I didn’t walk out of that appointment feeling like a victim—I walked out of that appointment feeling a deep sense of empowerment because now I understood. Now I got to really start the process of healing and knowing myself, my past, and my behaviors with compassion instead of self-hatred, judgement, and resentment. There was a softness I felt toward myself I have never known before.
Now I get to develop the tools to thrive instead of constantly beating myself up for a way of being that, at times, feels uncontrollable.
For the past week, I’ve sat wondering how much I should share. If I even wanted to share this truth openly with you or keep this part of me to myself. I worry that you have already retracted a bit and pulled back hearing the words borderline personality disorder.
I worry now there is an unconscious judgment toward me.
I am afraid that someone will come to my website looking to buy my art and read this post and decide otherwise.
I’m nervous that you may think I’m seeking attention or pity or being dramatic.
I’m scared of the rejection I may face because I’m choosing to let go of the mask of perfection and embracing my mess.
Then I think about all the people out there living in their own little hell and how every time I share bits and pieces of my pain, my shattered parts, my story, it finds its way to the person who needs it, who is quietly struggling to find meaning in their own mess too.

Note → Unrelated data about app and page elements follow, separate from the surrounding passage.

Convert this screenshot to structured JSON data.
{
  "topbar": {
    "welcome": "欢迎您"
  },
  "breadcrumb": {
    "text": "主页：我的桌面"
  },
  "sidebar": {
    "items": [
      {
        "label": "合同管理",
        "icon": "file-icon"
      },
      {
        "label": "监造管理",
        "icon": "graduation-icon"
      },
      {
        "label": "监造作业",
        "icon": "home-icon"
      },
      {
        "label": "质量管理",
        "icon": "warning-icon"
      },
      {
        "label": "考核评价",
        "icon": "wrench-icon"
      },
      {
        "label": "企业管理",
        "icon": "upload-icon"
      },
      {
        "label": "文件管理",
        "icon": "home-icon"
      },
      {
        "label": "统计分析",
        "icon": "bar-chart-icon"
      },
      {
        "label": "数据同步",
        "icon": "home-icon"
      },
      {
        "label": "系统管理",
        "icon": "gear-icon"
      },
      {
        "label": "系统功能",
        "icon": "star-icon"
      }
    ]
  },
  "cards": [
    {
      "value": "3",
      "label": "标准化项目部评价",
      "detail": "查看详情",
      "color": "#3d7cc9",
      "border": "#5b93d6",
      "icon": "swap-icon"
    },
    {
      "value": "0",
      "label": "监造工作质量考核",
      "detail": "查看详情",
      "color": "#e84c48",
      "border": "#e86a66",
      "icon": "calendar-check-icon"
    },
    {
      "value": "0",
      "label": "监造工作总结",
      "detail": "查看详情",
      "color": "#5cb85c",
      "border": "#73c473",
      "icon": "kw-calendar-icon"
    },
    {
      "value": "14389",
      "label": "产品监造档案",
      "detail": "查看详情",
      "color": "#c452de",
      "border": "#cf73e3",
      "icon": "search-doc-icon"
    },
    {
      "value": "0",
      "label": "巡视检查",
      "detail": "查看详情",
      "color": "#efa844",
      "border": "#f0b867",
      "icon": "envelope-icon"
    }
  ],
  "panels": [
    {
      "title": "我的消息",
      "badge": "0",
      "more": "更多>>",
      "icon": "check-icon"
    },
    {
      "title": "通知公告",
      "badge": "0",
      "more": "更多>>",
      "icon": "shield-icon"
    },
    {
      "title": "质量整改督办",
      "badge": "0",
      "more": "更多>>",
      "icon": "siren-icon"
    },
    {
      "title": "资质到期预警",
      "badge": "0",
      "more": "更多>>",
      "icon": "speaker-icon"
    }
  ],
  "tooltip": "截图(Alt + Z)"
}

I realized that hiding and concealing these parts of myself isn’t who I really am and that part of my purpose—my authenticity—is sharing. Not just the highlight reel but the real and this is a truth of mine that needs to be shared.
The truth of being a complicated human being.
The truth of suffering years of back-to-back trauma from a disease I feel like I have little control over—with myself and my mom and brother.
The truth of being abused as a child in a way that I justified as normal because I didn’t suffer it physically.
The truth of the intense amount of shame I’ve carried for the things I have and have not done in my life.
And although there are parts of this journey I am not ready to share openly because I’m afraid of the repercussions of exposing the person involved, I think I can share in an authentic way nonetheless.
This isn’t only for my own healing, but also for anyone else who is struggling with the embarrassment, shock, confusion, and even relief that comes with finally having answers to some painful questions.
So now what? What does someone do when they fit a piece of their life puzzle together that may not be ideal, but necessary for finding meaning in their life?
You move forward.
You take this new information and instead of compartmentalizing it, you lean into it, absorb it, integrate it, and learn to listen to this side of you more.
You go to those painful places, no matter how much it hurts, knowing that you will be okay knowing the truth.
You seek professional help. I cannot emphasize this enough. Do not try to do this alone, which is exactly what I did for years.
You seek a community—not to wallow in, but to uplift, understand, and relate to.
And for me personally, I’m going to continue to slow my life down, eliminate anything that adds more stress, get more intentional, continue making small changes that are long overdue, and peel back another layer.
I know clearly that I have nothing to be ashamed of and I don’t believe this means I am a broken or unlovable woman. I will not hide from this. It’s a delicate dance that requires me to ask for help, get honest with myself regularly, and let go of the shame I’ve attached to so many things in my life.
I will not fall victim to it but use it as a catalyst to know myself in a way I still don’t, to love myself deeper, heal, and hopefully impact people in a genuine and helpful way.
In order to do that, I need to own and forgive my past and slow down enough to allow myself the grace of healing.
Grace is something I have only recently just met.
And we are getting to know each other slowly.